↓

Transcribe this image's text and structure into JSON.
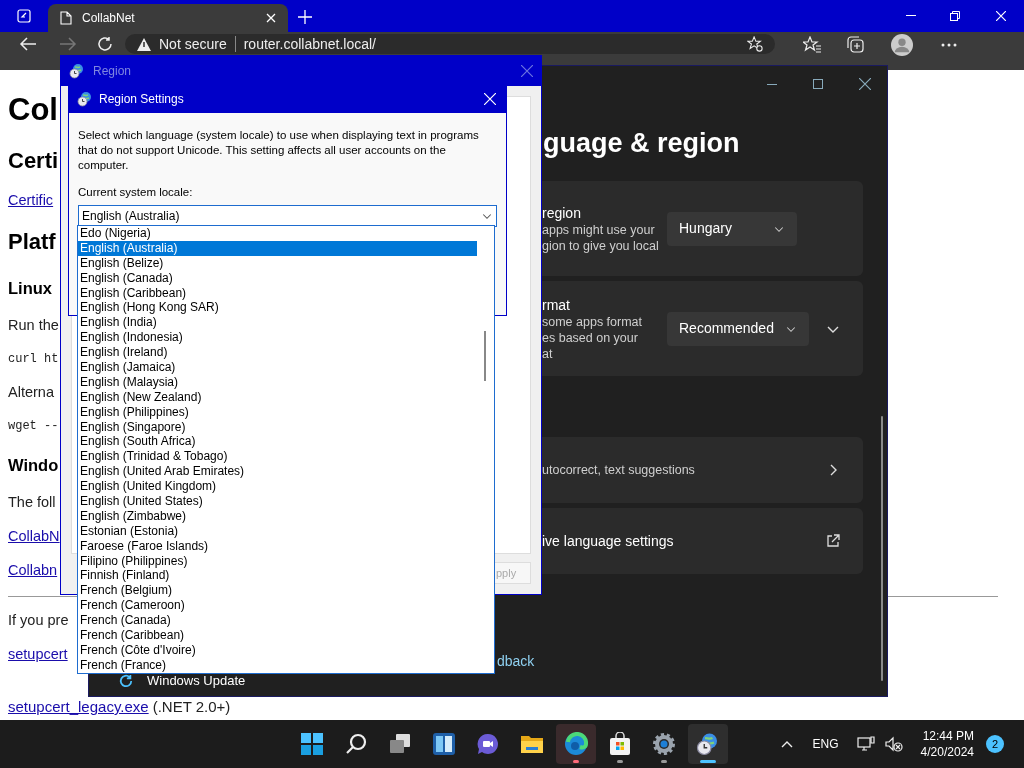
{
  "browser": {
    "tab": {
      "title": "CollabNet"
    },
    "security": "Not secure",
    "address": "router.collabnet.local/"
  },
  "page": {
    "items": [
      {
        "kind": "h1",
        "text": "Col"
      },
      {
        "kind": "h2",
        "text": "Certi"
      },
      {
        "kind": "link",
        "text": "Certific"
      },
      {
        "kind": "h2",
        "text": "Platf"
      },
      {
        "kind": "h3",
        "text": "Linux"
      },
      {
        "kind": "p",
        "text": "Run the"
      },
      {
        "kind": "code",
        "text": "curl ht"
      },
      {
        "kind": "p",
        "text": "Alterna"
      },
      {
        "kind": "code",
        "text": "wget --"
      },
      {
        "kind": "h3",
        "text": "Windo"
      },
      {
        "kind": "p",
        "text": "The foll"
      },
      {
        "kind": "link",
        "text": "CollabN"
      },
      {
        "kind": "link",
        "text": "Collabn"
      },
      {
        "kind": "rule"
      },
      {
        "kind": "p",
        "text": "If you pre"
      },
      {
        "kind": "link",
        "text": "setupcert"
      },
      {
        "kind": "link_note",
        "text": "setupcert_legacy.exe",
        "note": "(.NET 2.0+)"
      }
    ]
  },
  "settings_window": {
    "title": "guage & region",
    "nav_item": "Windows Update",
    "feedback_link": "dback",
    "cards": [
      {
        "kind": "dropdown",
        "title": "region",
        "lines": [
          "apps might use your",
          "gion to give you local"
        ],
        "value": "Hungary"
      },
      {
        "kind": "dropdown_expand",
        "title": "rmat",
        "lines": [
          "some apps format",
          "es based on your",
          "at"
        ],
        "value": "Recommended"
      },
      {
        "kind": "link",
        "lines": [
          "utocorrect, text suggestions"
        ]
      },
      {
        "kind": "external",
        "title": "ive language settings"
      }
    ]
  },
  "region_window": {
    "title": "Region",
    "apply_button": "pply"
  },
  "region_settings": {
    "title": "Region Settings",
    "description": "Select which language (system locale) to use when displaying text in programs that do not support Unicode. This setting affects all user accounts on the computer.",
    "locale_label": "Current system locale:",
    "locale_value": "English (Australia)",
    "options": [
      {
        "label": "Edo (Nigeria)",
        "selected": false
      },
      {
        "label": "English (Australia)",
        "selected": true
      },
      {
        "label": "English (Belize)",
        "selected": false
      },
      {
        "label": "English (Canada)",
        "selected": false
      },
      {
        "label": "English (Caribbean)",
        "selected": false
      },
      {
        "label": "English (Hong Kong SAR)",
        "selected": false
      },
      {
        "label": "English (India)",
        "selected": false
      },
      {
        "label": "English (Indonesia)",
        "selected": false
      },
      {
        "label": "English (Ireland)",
        "selected": false
      },
      {
        "label": "English (Jamaica)",
        "selected": false
      },
      {
        "label": "English (Malaysia)",
        "selected": false
      },
      {
        "label": "English (New Zealand)",
        "selected": false
      },
      {
        "label": "English (Philippines)",
        "selected": false
      },
      {
        "label": "English (Singapore)",
        "selected": false
      },
      {
        "label": "English (South Africa)",
        "selected": false
      },
      {
        "label": "English (Trinidad & Tobago)",
        "selected": false
      },
      {
        "label": "English (United Arab Emirates)",
        "selected": false
      },
      {
        "label": "English (United Kingdom)",
        "selected": false
      },
      {
        "label": "English (United States)",
        "selected": false
      },
      {
        "label": "English (Zimbabwe)",
        "selected": false
      },
      {
        "label": "Estonian (Estonia)",
        "selected": false
      },
      {
        "label": "Faroese (Faroe Islands)",
        "selected": false
      },
      {
        "label": "Filipino (Philippines)",
        "selected": false
      },
      {
        "label": "Finnish (Finland)",
        "selected": false
      },
      {
        "label": "French (Belgium)",
        "selected": false
      },
      {
        "label": "French (Cameroon)",
        "selected": false
      },
      {
        "label": "French (Canada)",
        "selected": false
      },
      {
        "label": "French (Caribbean)",
        "selected": false
      },
      {
        "label": "French (Côte d'Ivoire)",
        "selected": false
      },
      {
        "label": "French (France)",
        "selected": false
      }
    ]
  },
  "taskbar": {
    "apps": [
      {
        "kind": "start",
        "running": false,
        "active": false,
        "attention": false
      },
      {
        "kind": "search",
        "running": false,
        "active": false,
        "attention": false
      },
      {
        "kind": "taskview",
        "running": false,
        "active": false,
        "attention": false
      },
      {
        "kind": "widgets",
        "running": false,
        "active": false,
        "attention": false
      },
      {
        "kind": "chat",
        "running": false,
        "active": false,
        "attention": false
      },
      {
        "kind": "explorer",
        "running": false,
        "active": false,
        "attention": false
      },
      {
        "kind": "edge",
        "running": true,
        "active": false,
        "attention": true
      },
      {
        "kind": "store",
        "running": true,
        "active": false,
        "attention": false
      },
      {
        "kind": "settings",
        "running": true,
        "active": false,
        "attention": false
      },
      {
        "kind": "region",
        "running": true,
        "active": true,
        "attention": false
      }
    ],
    "language": "ENG",
    "time": "12:44 PM",
    "date": "4/20/2024",
    "notifications": "2"
  }
}
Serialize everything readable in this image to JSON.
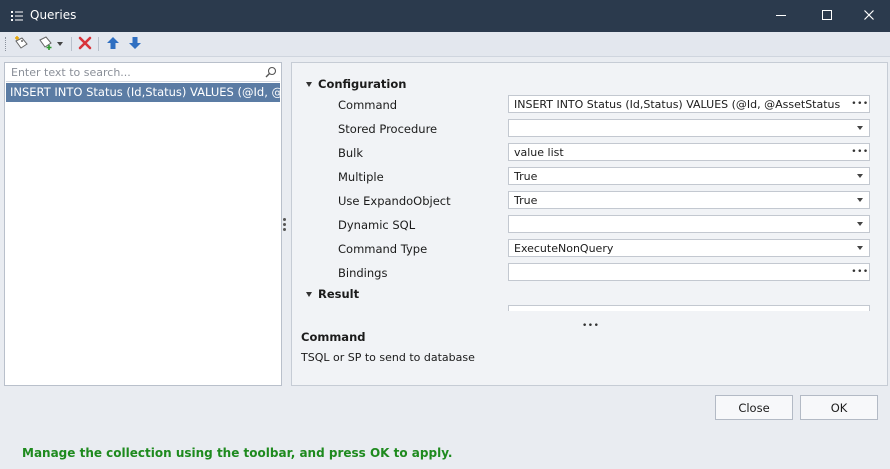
{
  "window": {
    "title": "Queries",
    "controls": [
      "minimize-icon",
      "maximize-icon",
      "close-icon"
    ]
  },
  "toolbar": {
    "icons": [
      "add-query-icon",
      "add-from-template-icon",
      "delete-icon",
      "move-up-icon",
      "move-down-icon"
    ]
  },
  "search": {
    "placeholder": "Enter text to search..."
  },
  "list": {
    "items": [
      {
        "label": "INSERT INTO Status (Id,Status) VALUES (@Id, @Ass",
        "selected": true
      }
    ]
  },
  "properties": {
    "categories": [
      {
        "label": "Configuration"
      },
      {
        "label": "Result"
      }
    ],
    "rows": [
      {
        "name": "Command",
        "value": "INSERT INTO Status (Id,Status) VALUES (@Id, @AssetStatus )",
        "editor": "ellipsis"
      },
      {
        "name": "Stored Procedure",
        "value": "",
        "editor": "dropdown"
      },
      {
        "name": "Bulk",
        "value": "value list",
        "editor": "ellipsis"
      },
      {
        "name": "Multiple",
        "value": "True",
        "editor": "dropdown"
      },
      {
        "name": "Use ExpandoObject",
        "value": "True",
        "editor": "dropdown"
      },
      {
        "name": "Dynamic SQL",
        "value": "",
        "editor": "dropdown"
      },
      {
        "name": "Command Type",
        "value": "ExecuteNonQuery",
        "editor": "dropdown"
      },
      {
        "name": "Bindings",
        "value": "",
        "editor": "ellipsis"
      }
    ]
  },
  "description": {
    "title": "Command",
    "text": "TSQL or SP to send to database"
  },
  "buttons": {
    "close": "Close",
    "ok": "OK"
  },
  "status": {
    "text": "Manage the collection using the toolbar, and press OK to apply.",
    "color": "#1e8a1e"
  },
  "colors": {
    "titlebar": "#2b3a4d",
    "selection": "#5b7ca4"
  }
}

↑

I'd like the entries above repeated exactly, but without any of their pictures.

Transcribe this image's text and structure into JSON.
{
  "browser": {
    "tab": {
      "title": "CollabNet"
    },
    "security": "Not secure",
    "address": "router.collabnet.local/"
  },
  "page": {
    "items": [
      {
        "kind": "h1",
        "text": "Col"
      },
      {
        "kind": "h2",
        "text": "Certi"
      },
      {
        "kind": "link",
        "text": "Certific"
      },
      {
        "kind": "h2",
        "text": "Platf"
      },
      {
        "kind": "h3",
        "text": "Linux"
      },
      {
        "kind": "p",
        "text": "Run the"
      },
      {
        "kind": "code",
        "text": "curl ht"
      },
      {
        "kind": "p",
        "text": "Alterna"
      },
      {
        "kind": "code",
        "text": "wget --"
      },
      {
        "kind": "h3",
        "text": "Windo"
      },
      {
        "kind": "p",
        "text": "The foll"
      },
      {
        "kind": "link",
        "text": "CollabN"
      },
      {
        "kind": "link",
        "text": "Collabn"
      },
      {
        "kind": "rule"
      },
      {
        "kind": "p",
        "text": "If you pre"
      },
      {
        "kind": "link",
        "text": "setupcert"
      },
      {
        "kind": "link_note",
        "text": "setupcert_legacy.exe",
        "note": "(.NET 2.0+)"
      }
    ]
  },
  "settings_window": {
    "title": "guage & region",
    "nav_item": "Windows Update",
    "feedback_link": "dback",
    "cards": [
      {
        "kind": "dropdown",
        "title": "region",
        "lines": [
          "apps might use your",
          "gion to give you local"
        ],
        "value": "Hungary"
      },
      {
        "kind": "dropdown_expand",
        "title": "rmat",
        "lines": [
          "some apps format",
          "es based on your",
          "at"
        ],
        "value": "Recommended"
      },
      {
        "kind": "link",
        "lines": [
          "utocorrect, text suggestions"
        ]
      },
      {
        "kind": "external",
        "title": "ive language settings"
      }
    ]
  },
  "region_window": {
    "title": "Region",
    "apply_button": "pply"
  },
  "region_settings": {
    "title": "Region Settings",
    "description": "Select which language (system locale) to use when displaying text in programs that do not support Unicode. This setting affects all user accounts on the computer.",
    "locale_label": "Current system locale:",
    "locale_value": "English (Australia)",
    "options": [
      {
        "label": "Edo (Nigeria)",
        "selected": false
      },
      {
        "label": "English (Australia)",
        "selected": true
      },
      {
        "label": "English (Belize)",
        "selected": false
      },
      {
        "label": "English (Canada)",
        "selected": false
      },
      {
        "label": "English (Caribbean)",
        "selected": false
      },
      {
        "label": "English (Hong Kong SAR)",
        "selected": false
      },
      {
        "label": "English (India)",
        "selected": false
      },
      {
        "label": "English (Indonesia)",
        "selected": false
      },
      {
        "label": "English (Ireland)",
        "selected": false
      },
      {
        "label": "English (Jamaica)",
        "selected": false
      },
      {
        "label": "English (Malaysia)",
        "selected": false
      },
      {
        "label": "English (New Zealand)",
        "selected": false
      },
      {
        "label": "English (Philippines)",
        "selected": false
      },
      {
        "label": "English (Singapore)",
        "selected": false
      },
      {
        "label": "English (South Africa)",
        "selected": false
      },
      {
        "label": "English (Trinidad & Tobago)",
        "selected": false
      },
      {
        "label": "English (United Arab Emirates)",
        "selected": false
      },
      {
        "label": "English (United Kingdom)",
        "selected": false
      },
      {
        "label": "English (United States)",
        "selected": false
      },
      {
        "label": "English (Zimbabwe)",
        "selected": false
      },
      {
        "label": "Estonian (Estonia)",
        "selected": false
      },
      {
        "label": "Faroese (Faroe Islands)",
        "selected": false
      },
      {
        "label": "Filipino (Philippines)",
        "selected": false
      },
      {
        "label": "Finnish (Finland)",
        "selected": false
      },
      {
        "label": "French (Belgium)",
        "selected": false
      },
      {
        "label": "French (Cameroon)",
        "selected": false
      },
      {
        "label": "French (Canada)",
        "selected": false
      },
      {
        "label": "French (Caribbean)",
        "selected": false
      },
      {
        "label": "French (Côte d'Ivoire)",
        "selected": false
      },
      {
        "label": "French (France)",
        "selected": false
      }
    ]
  },
  "taskbar": {
    "apps": [
      {
        "kind": "start",
        "running": false,
        "active": false,
        "attention": false
      },
      {
        "kind": "search",
        "running": false,
        "active": false,
        "attention": false
      },
      {
        "kind": "taskview",
        "running": false,
        "active": false,
        "attention": false
      },
      {
        "kind": "widgets",
        "running": false,
        "active": false,
        "attention": false
      },
      {
        "kind": "chat",
        "running": false,
        "active": false,
        "attention": false
      },
      {
        "kind": "explorer",
        "running": false,
        "active": false,
        "attention": false
      },
      {
        "kind": "edge",
        "running": true,
        "active": false,
        "attention": true
      },
      {
        "kind": "store",
        "running": true,
        "active": false,
        "attention": false
      },
      {
        "kind": "settings",
        "running": true,
        "active": false,
        "attention": false
      },
      {
        "kind": "region",
        "running": true,
        "active": true,
        "attention": false
      }
    ],
    "language": "ENG",
    "time": "12:44 PM",
    "date": "4/20/2024",
    "notifications": "2"
  }
}
Serialize everything readable in this image to JSON.
{
  "window": {
    "title": "Queries",
    "controls": [
      "minimize-icon",
      "maximize-icon",
      "close-icon"
    ]
  },
  "toolbar": {
    "icons": [
      "add-query-icon",
      "add-from-template-icon",
      "delete-icon",
      "move-up-icon",
      "move-down-icon"
    ]
  },
  "search": {
    "placeholder": "Enter text to search..."
  },
  "list": {
    "items": [
      {
        "label": "INSERT INTO Status (Id,Status) VALUES (@Id, @Ass",
        "selected": true
      }
    ]
  },
  "properties": {
    "categories": [
      {
        "label": "Configuration"
      },
      {
        "label": "Result"
      }
    ],
    "rows": [
      {
        "name": "Command",
        "value": "INSERT INTO Status (Id,Status) VALUES (@Id, @AssetStatus )",
        "editor": "ellipsis"
      },
      {
        "name": "Stored Procedure",
        "value": "",
        "editor": "dropdown"
      },
      {
        "name": "Bulk",
        "value": "value list",
        "editor": "ellipsis"
      },
      {
        "name": "Multiple",
        "value": "True",
        "editor": "dropdown"
      },
      {
        "name": "Use ExpandoObject",
        "value": "True",
        "editor": "dropdown"
      },
      {
        "name": "Dynamic SQL",
        "value": "",
        "editor": "dropdown"
      },
      {
        "name": "Command Type",
        "value": "ExecuteNonQuery",
        "editor": "dropdown"
      },
      {
        "name": "Bindings",
        "value": "",
        "editor": "ellipsis"
      }
    ]
  },
  "description": {
    "title": "Command",
    "text": "TSQL or SP to send to database"
  },
  "buttons": {
    "close": "Close",
    "ok": "OK"
  },
  "status": {
    "text": "Manage the collection using the toolbar, and press OK to apply.",
    "color": "#1e8a1e"
  },
  "colors": {
    "titlebar": "#2b3a4d",
    "selection": "#5b7ca4"
  }
}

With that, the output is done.